CORPUS CHRISTI, Texas — Nueces County’s latest COVID-19 related death has been described as a pillar of the community after Rabbi Kenneth Roseman recently lost his battle with the Coronavirus.
Several tributes appeared on social media as people found out about Rabbi Roseman’s passing from the Coronavirus. Those who knew him best say his loss is not only devastating for Corpus Christi’s Jewish community, but for the city as a whole.
Roseman came to Corpus Christi from Dallas in 2002 after long-time friend Sam Susser convinced him to move south to what was then Temple Beth El.
“I said “how about coming to Corpus Christi?”. We’re looking for a rabbi,” said Susser. “You can fill in and enjoy Corpus until we find somebody else.”
Roseman never left. Instead, he helped merge two synagogues into what is now Congregation Beth Israel. He also got involved with the community, serving on several boards, including the Art Museum of South Texas, the Corpus Christi Symphony Orchestra, and the CHRISTUS Spohn Foundation.
“He was a stakeholder, he was not a placeholder,” said Karen Burton. “He was involved, he asked a thousand questions, he brought his faith to the table.”
Burton served with Roseman on the Spohn Foundation board. She even convinced her close friend to play Santa Claus for her Christmas party.
“My mother always thought it was the most wonderful, ecumenical thing that a Jewish Rabbi would put on a Santa Claus suit on Christmas Eve and share a holiday,” said Burton.
Roseman’s greatest passion was teaching. He taught at Southern Methodist University and Texas A&M Corpus Christi. Two years ago, he released a lecture series on the History of American Jews on YouTube.

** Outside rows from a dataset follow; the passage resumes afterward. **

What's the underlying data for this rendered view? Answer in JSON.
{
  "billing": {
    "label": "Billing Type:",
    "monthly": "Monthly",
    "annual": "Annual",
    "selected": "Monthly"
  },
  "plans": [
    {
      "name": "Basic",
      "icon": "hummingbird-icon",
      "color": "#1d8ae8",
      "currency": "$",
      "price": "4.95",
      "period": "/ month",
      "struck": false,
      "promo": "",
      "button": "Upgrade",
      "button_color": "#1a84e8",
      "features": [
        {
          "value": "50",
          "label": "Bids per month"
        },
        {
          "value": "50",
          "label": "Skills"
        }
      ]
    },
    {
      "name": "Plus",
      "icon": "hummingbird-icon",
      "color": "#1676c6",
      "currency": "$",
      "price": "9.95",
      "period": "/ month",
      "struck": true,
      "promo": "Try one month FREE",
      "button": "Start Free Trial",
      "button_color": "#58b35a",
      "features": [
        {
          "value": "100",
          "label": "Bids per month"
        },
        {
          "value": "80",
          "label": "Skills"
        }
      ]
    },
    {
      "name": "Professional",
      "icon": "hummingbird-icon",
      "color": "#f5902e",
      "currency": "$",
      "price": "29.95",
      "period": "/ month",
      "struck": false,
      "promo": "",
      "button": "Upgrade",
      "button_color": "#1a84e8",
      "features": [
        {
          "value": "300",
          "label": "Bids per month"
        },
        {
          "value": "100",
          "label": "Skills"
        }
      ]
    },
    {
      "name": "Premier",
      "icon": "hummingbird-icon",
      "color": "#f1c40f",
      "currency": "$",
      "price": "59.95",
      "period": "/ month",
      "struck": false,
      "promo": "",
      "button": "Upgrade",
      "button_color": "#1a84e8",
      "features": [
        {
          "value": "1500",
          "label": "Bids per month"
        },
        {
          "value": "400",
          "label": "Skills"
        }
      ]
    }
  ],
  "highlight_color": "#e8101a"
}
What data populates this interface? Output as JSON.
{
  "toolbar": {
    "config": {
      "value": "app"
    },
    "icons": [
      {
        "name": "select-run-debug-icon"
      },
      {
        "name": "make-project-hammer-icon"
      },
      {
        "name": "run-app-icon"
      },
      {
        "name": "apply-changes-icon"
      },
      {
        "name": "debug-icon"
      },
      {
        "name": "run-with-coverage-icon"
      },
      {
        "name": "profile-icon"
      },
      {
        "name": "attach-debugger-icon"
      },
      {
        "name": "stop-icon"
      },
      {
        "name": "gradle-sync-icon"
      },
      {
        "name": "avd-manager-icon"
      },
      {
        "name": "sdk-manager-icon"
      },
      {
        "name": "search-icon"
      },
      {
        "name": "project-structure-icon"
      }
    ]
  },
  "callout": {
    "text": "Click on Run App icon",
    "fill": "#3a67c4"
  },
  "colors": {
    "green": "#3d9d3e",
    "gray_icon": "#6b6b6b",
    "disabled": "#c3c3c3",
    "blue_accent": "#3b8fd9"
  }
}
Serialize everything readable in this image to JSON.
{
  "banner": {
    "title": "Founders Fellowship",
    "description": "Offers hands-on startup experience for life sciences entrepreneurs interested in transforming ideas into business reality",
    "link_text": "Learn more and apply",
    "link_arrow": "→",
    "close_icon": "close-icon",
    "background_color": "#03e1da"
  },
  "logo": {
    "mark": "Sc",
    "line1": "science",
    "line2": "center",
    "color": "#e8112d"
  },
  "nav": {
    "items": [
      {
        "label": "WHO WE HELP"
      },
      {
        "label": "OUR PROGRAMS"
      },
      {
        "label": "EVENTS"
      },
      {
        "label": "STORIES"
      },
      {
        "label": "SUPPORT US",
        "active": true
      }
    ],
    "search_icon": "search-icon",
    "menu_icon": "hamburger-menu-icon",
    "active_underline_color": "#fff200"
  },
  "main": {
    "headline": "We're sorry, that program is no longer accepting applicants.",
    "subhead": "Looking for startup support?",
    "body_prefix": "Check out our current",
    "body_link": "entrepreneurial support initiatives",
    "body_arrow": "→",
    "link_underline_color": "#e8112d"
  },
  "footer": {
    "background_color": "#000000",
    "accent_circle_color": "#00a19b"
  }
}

“He was somebody who I could learn from,” said Rabbi Ilan Emanuel of Congregation Beth Israel. “He obviously had an abundance of knowledge about Judaism.”
Roseman passed away early Sunday at CHRISTUS Spohn Shoreline Hospital after a four-week battle with the Coronavirus. His widow, Phyllis, says she’s been overwhelmed by the outpouring of emotion.
“I have probably had a hundred emails today,” said Phyllis Roseman. “But one of them came from a colleague, and it said “Ken made the world a better place.”
The community will celebrate Rabbi Roseman at a memorial service sometime this summer, once it’s deemed safe to gather to do so.